Demand for deck materials, stalled for five years by the housing slump, will grow at 2.4% annually between now and 2016, according to “Wood & Competitive Decking,” a study available from Cleveland-based marketer The Freedonia Group. Quickening demand based on “an expected advance in housing completions” and a less restrictive credit environment will move the deck market to sales of 3.3 billion linear feet of product — valued at $5.7 billion — in 2016. So severe was the drop in demand between 2006 and 2011 that the growth predicted in the study will essentially restore demand for deck products to approximately what it was in 2006.

The surprise in Freedonia’s study may be not so much that sales of deck materials are set to grow but rather the rates of growth of different types of materials within the category. The study sees:

Composite decking, sales of which plunged from 450 million to 250 million linear feet between 2006 and 2011, growing at more than 11% to 420 million linear feet in 2016, making up much of the ground lost in the housing slump and recession.

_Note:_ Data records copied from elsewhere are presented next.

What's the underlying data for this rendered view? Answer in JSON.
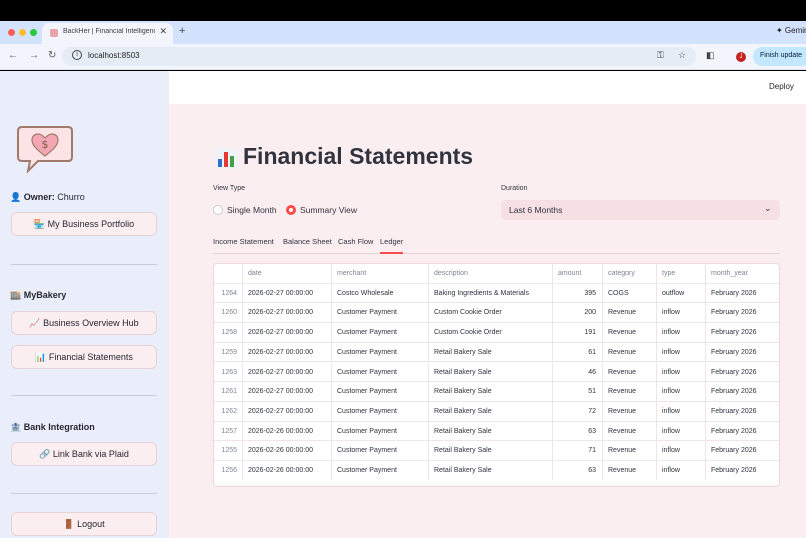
{
  "browser": {
    "tab_title": "BackHer | Financial Intelligence",
    "new_tab": "+",
    "close": "✕",
    "gemini": "✦ Gemini",
    "url": "localhost:8503",
    "finish_update": "Finish update",
    "profile_initial": "J",
    "traffic_colors": [
      "#ff5f57",
      "#febc2e",
      "#28c840"
    ]
  },
  "app_header": {
    "deploy": "Deploy"
  },
  "sidebar": {
    "owner_label": "👤 Owner:",
    "owner_name": "Churro",
    "portfolio_button": "🏪 My Business Portfolio",
    "section_bakery": "🏬 MyBakery",
    "overview_button": "📈 Business Overview Hub",
    "statements_button": "📊 Financial Statements",
    "section_bank": "🏦 Bank Integration",
    "plaid_button": "🔗 Link Bank via Plaid",
    "logout_button": "🚪 Logout"
  },
  "main": {
    "title": "Financial Statements",
    "view_type_label": "View Type",
    "view_options": [
      "Single Month",
      "Summary View"
    ],
    "view_selected": "Summary View",
    "duration_label": "Duration",
    "duration_value": "Last 6 Months",
    "tabs": [
      "Income Statement",
      "Balance Sheet",
      "Cash Flow",
      "Ledger"
    ],
    "active_tab": "Ledger",
    "accent": "#ff4b4b"
  },
  "ledger": {
    "columns": [
      "",
      "date",
      "merchant",
      "description",
      "amount",
      "category",
      "type",
      "month_year"
    ],
    "rows": [
      [
        "1264",
        "2026-02-27 00:00:00",
        "Costco Wholesale",
        "Baking Ingredients & Materials",
        "395",
        "COGS",
        "outflow",
        "February 2026"
      ],
      [
        "1260",
        "2026-02-27 00:00:00",
        "Customer Payment",
        "Custom Cookie Order",
        "200",
        "Revenue",
        "inflow",
        "February 2026"
      ],
      [
        "1258",
        "2026-02-27 00:00:00",
        "Customer Payment",
        "Custom Cookie Order",
        "191",
        "Revenue",
        "inflow",
        "February 2026"
      ],
      [
        "1259",
        "2026-02-27 00:00:00",
        "Customer Payment",
        "Retail Bakery Sale",
        "61",
        "Revenue",
        "inflow",
        "February 2026"
      ],
      [
        "1263",
        "2026-02-27 00:00:00",
        "Customer Payment",
        "Retail Bakery Sale",
        "46",
        "Revenue",
        "inflow",
        "February 2026"
      ],
      [
        "1261",
        "2026-02-27 00:00:00",
        "Customer Payment",
        "Retail Bakery Sale",
        "51",
        "Revenue",
        "inflow",
        "February 2026"
      ],
      [
        "1262",
        "2026-02-27 00:00:00",
        "Customer Payment",
        "Retail Bakery Sale",
        "72",
        "Revenue",
        "inflow",
        "February 2026"
      ],
      [
        "1257",
        "2026-02-26 00:00:00",
        "Customer Payment",
        "Retail Bakery Sale",
        "63",
        "Revenue",
        "inflow",
        "February 2026"
      ],
      [
        "1255",
        "2026-02-26 00:00:00",
        "Customer Payment",
        "Retail Bakery Sale",
        "71",
        "Revenue",
        "inflow",
        "February 2026"
      ],
      [
        "1256",
        "2026-02-26 00:00:00",
        "Customer Payment",
        "Retail Bakery Sale",
        "63",
        "Revenue",
        "inflow",
        "February 2026"
      ]
    ]
  }
}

Wood products — pine, cedar, redwood, and tropical hardwoods — continuing to be the biggest portion of the deck market, accounting for 89% of demand in 2011, compared with 8% for composites, and 2% for plastic decking (vinyl and PVC). But wood’s share will drop to 83% by 2016, with, at that time, composites accounting for 13% and plastic doubling in share to 4% of demand.

Composites and plastic decking generating most of the growth within the decking category between now and 2016, with demand for plastic decking leading growth at 15% annually. Annual demand for wood will grow at less than 1%, outstripped by demand for other deck materials.

The “Wood & Competitive Decking” study attributes the popularity of composite and plastic to “durability and low maintenance requirements.” Also driving the popularity of these materials is the ability of PVC to ever more accurately mimic natural wood finishes and composite decking’s reputation as a green product incorporating recycled materials such as wood scraps. —Jim Cory, editor, REPLACEMENT CONTRACTOR.